The subject of scarves might not seem interesting enough to merit it's own book (though there have been several through the years, including Knitting New Scarves, which aimed to make scarves in pretty much any way other than the expected). But Pam Allen, then editor of Interweave Knits, pulled together more than 30 styles, from basic to way, way beyond, for her inspiring book Scarf Style: Innovative to Traditional, 31 Inspirational Styles of Knit and Crochet.
The book includes some easy standards and more complex designs, as well as some things you might not think of as scarves at all.
About the Book
- Pages: 152
- Format: paperback
- Number of patterns: 31
- Skill level: none given, but range from beginner to advanced
- Illustrations: full-color photographs
- Knitting lessons: an eight-page glossary in the back covers the basics of knitting and crochet
- Publication date: 2004
All of the "style" books (others include Folk Style and Simple Style) aim to both inspire knitters with the patterns and encourage them to go their own way and design their own takes on whatever the theme element is.

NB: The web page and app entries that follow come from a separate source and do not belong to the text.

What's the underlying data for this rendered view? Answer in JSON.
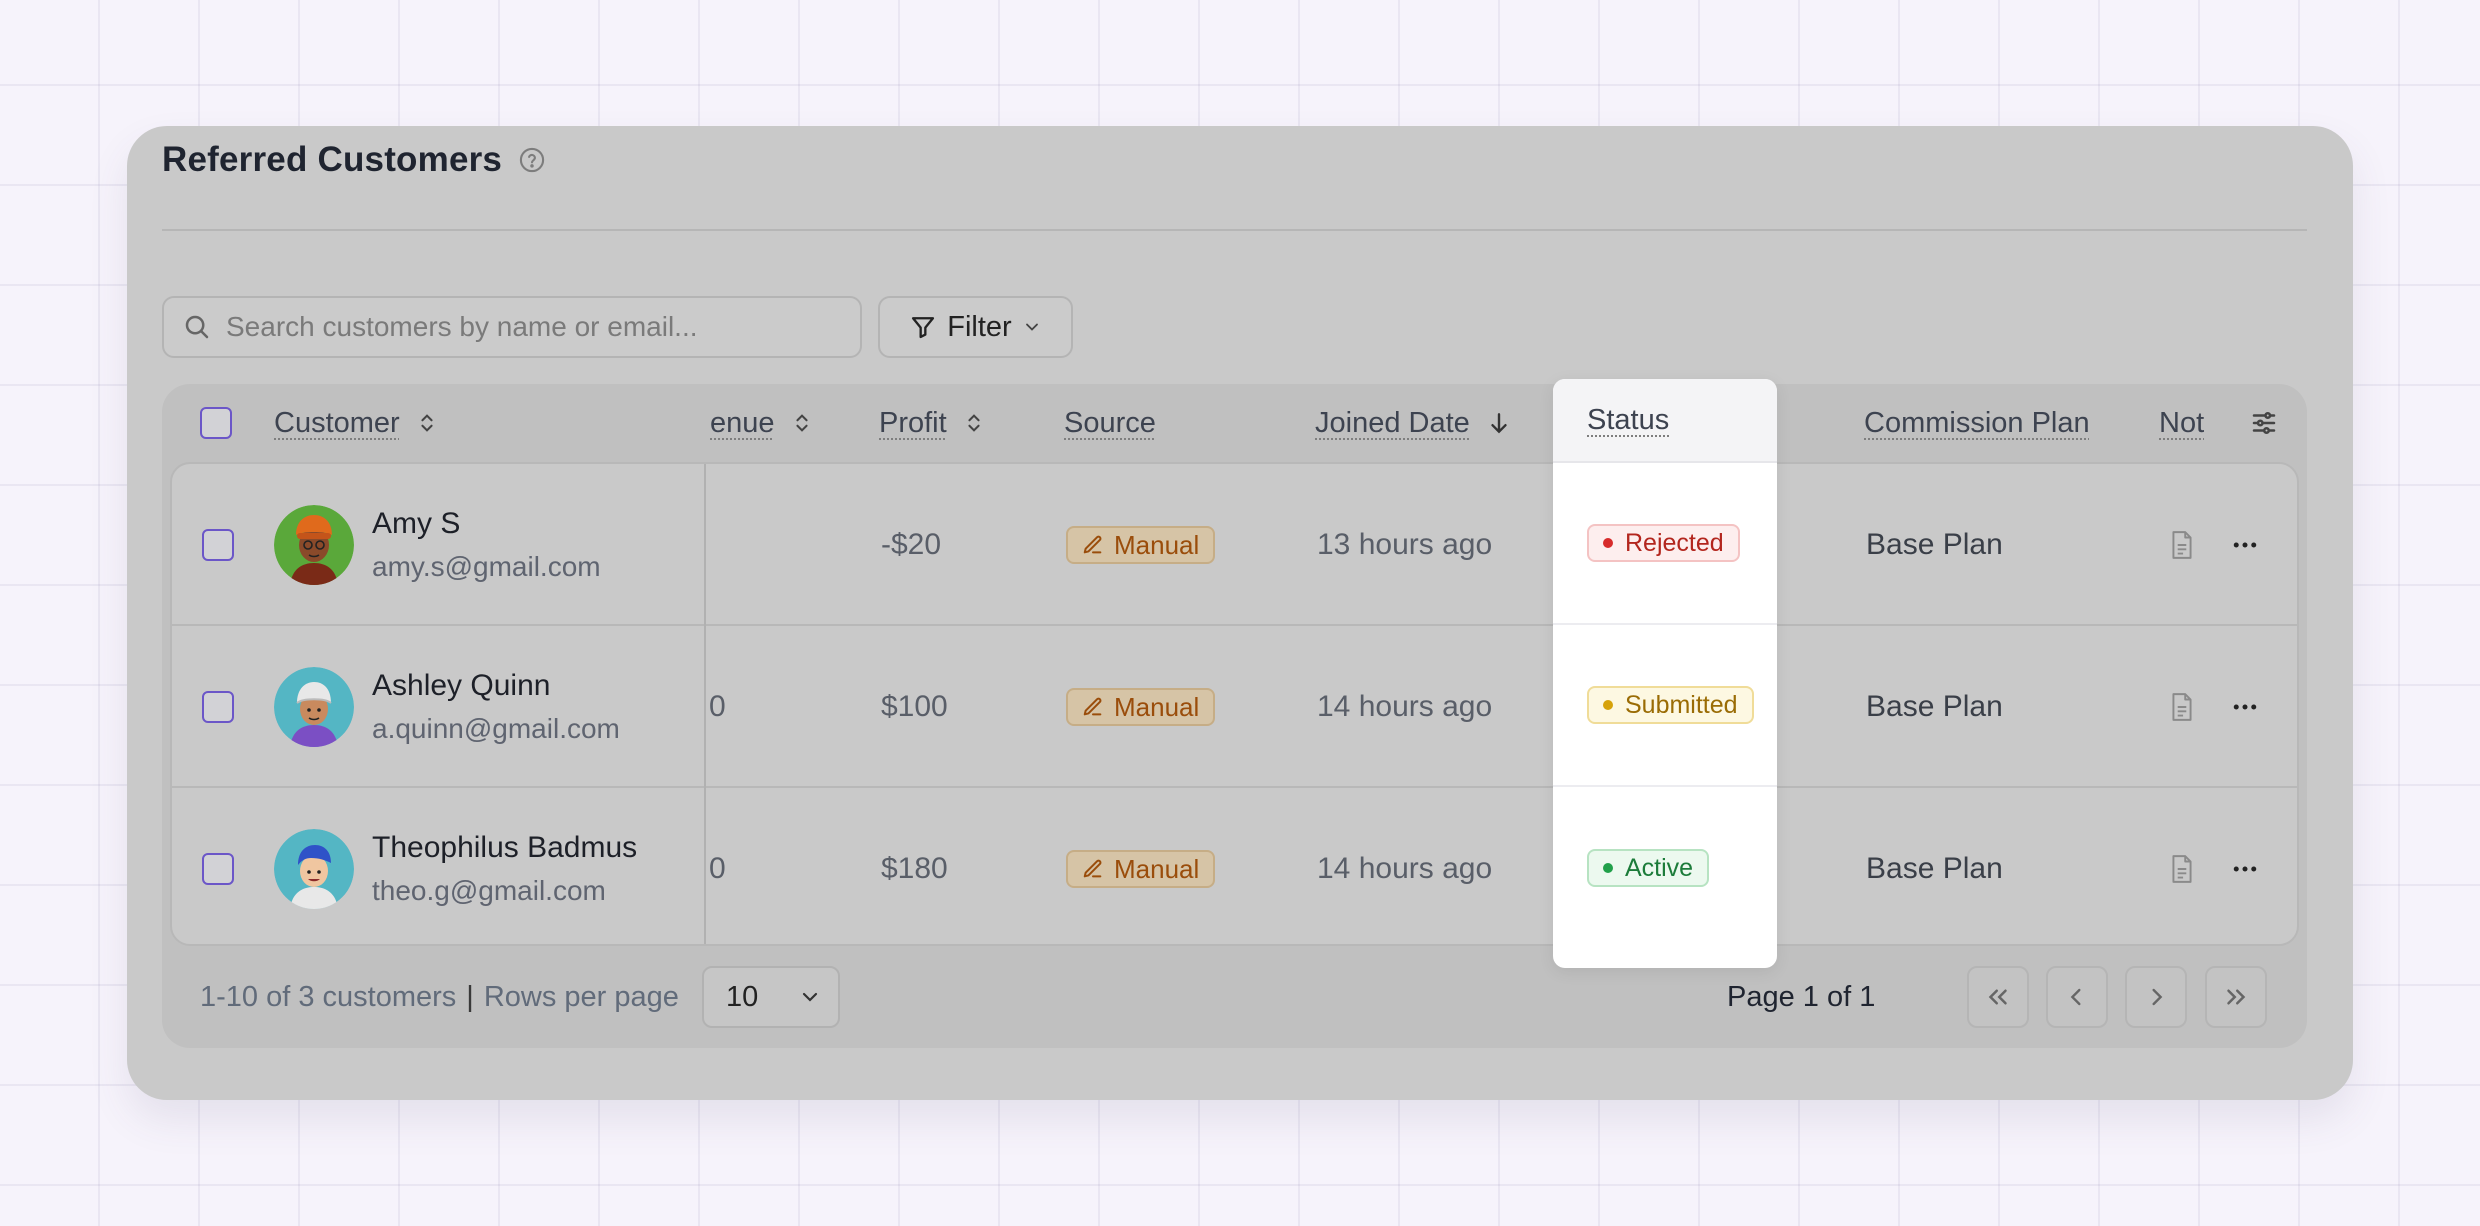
{
  "card": {
    "title": "Referred Customers"
  },
  "toolbar": {
    "search_placeholder": "Search customers by name or email...",
    "filter_label": "Filter"
  },
  "table": {
    "columns": {
      "customer": "Customer",
      "revenue": "enue",
      "profit": "Profit",
      "source": "Source",
      "joined": "Joined Date",
      "status": "Status",
      "commission": "Commission Plan",
      "notes": "Not"
    },
    "rows": [
      {
        "name": "Amy S",
        "email": "amy.s@gmail.com",
        "revenue": "",
        "profit": "-$20",
        "source": "Manual",
        "joined": "13 hours ago",
        "status": "Rejected",
        "plan": "Base Plan"
      },
      {
        "name": "Ashley Quinn",
        "email": "a.quinn@gmail.com",
        "revenue": "0",
        "profit": "$100",
        "source": "Manual",
        "joined": "14 hours ago",
        "status": "Submitted",
        "plan": "Base Plan"
      },
      {
        "name": "Theophilus Badmus",
        "email": "theo.g@gmail.com",
        "revenue": "0",
        "profit": "$180",
        "source": "Manual",
        "joined": "14 hours ago",
        "status": "Active",
        "plan": "Base Plan"
      }
    ]
  },
  "footer": {
    "range": "1-10 of 3 customers",
    "separator": "|",
    "rows_per_page_label": "Rows per page",
    "rows_per_page_value": "10",
    "page_label": "Page 1 of 1"
  },
  "colors": {
    "accent": "#6b56c8",
    "rejected": "#d72b2b",
    "submitted": "#d6a20a",
    "active": "#21a04a"
  },
  "icons": [
    "help-circle-icon",
    "search-icon",
    "filter-icon",
    "chevron-down-icon",
    "sort-icon",
    "arrow-down-icon",
    "edit-icon",
    "document-icon",
    "more-icon",
    "settings-sliders-icon",
    "first-page-icon",
    "prev-page-icon",
    "next-page-icon",
    "last-page-icon"
  ]
}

In the case of Scarf Style, Allen went out of her way to choose a really diverse assortment of patterns. The simplest is probably the Bright Stripes scarf by Kristin Nicholas, which is worked horizontally in alternating stripes of Garter and Stockinette Stitch. The most challenging are Mari Lynn Patrick's Turkish Treasure, a lengthwise piece of crocheted colorwork; Backyard Leaves from Annie Modesitt, challenging because the stitch count changes from row to row, making for a really strange-looking chart; and Color on Color by Kathryn Alexander, worked in 19 colorful sections that build off each other in a stunning but mind-bending way.
In between there are projects like a feather and fan scarf by Jo Sharp, an entrelac stole by Kathleen Power Johnson, a pretty triangle by Setsuko Torii worked with paper and stainless steel yarn, Teva Durham's shrug that's really a turtleneck sweater without the sweater (it's pictured on the cover with the arms worn like a scarf),and Catherine Lowe's giant Garter Stitch wrap made of four triangles that make a rectangle.
Here you'll find lace, cables, colorwork, designs for men and women (even one child-sized pattern, though you can easily size a scarf down), ruffles, capletes, chevrons, a giant knit dragon motif and more. There's something for pretty much everyone here!
At the back of the book knitters will find inspiration and instructions for designing their own scarves based on the principles used in the scarves in the book. This section reaffirms the point that scarves don't have to be simple and the idea that there are innumerable ways to make a scarf and just as many ways to embellish it.
This section covers choosing yarn and needle size, making a Garter Stitch scarf more interesting, an overview of options for stitch patterns, cables, colorwork, knitting in different directions, finishing and determining how many stitches to cast on for the shape and size of scarf you want.
Sidebars offer insight on how to work reversible cables, knit a Garter Stitch scarf on the diagonal, make a striped scarf and use a chevron pattern, all of which should be helpful to the knitter new to scarf design.
Many knitters start designing their own knitting projects with the scarf, and Scarf Style can help those who aren't really sure how to begin to make the leap from an idea in their head to a finished scarf. And even if you don't want to design and knit a scarf of your own, the patterns included in the book are sure to delight both knitter and wearer. Here's hoping at least sometimes that's the same person!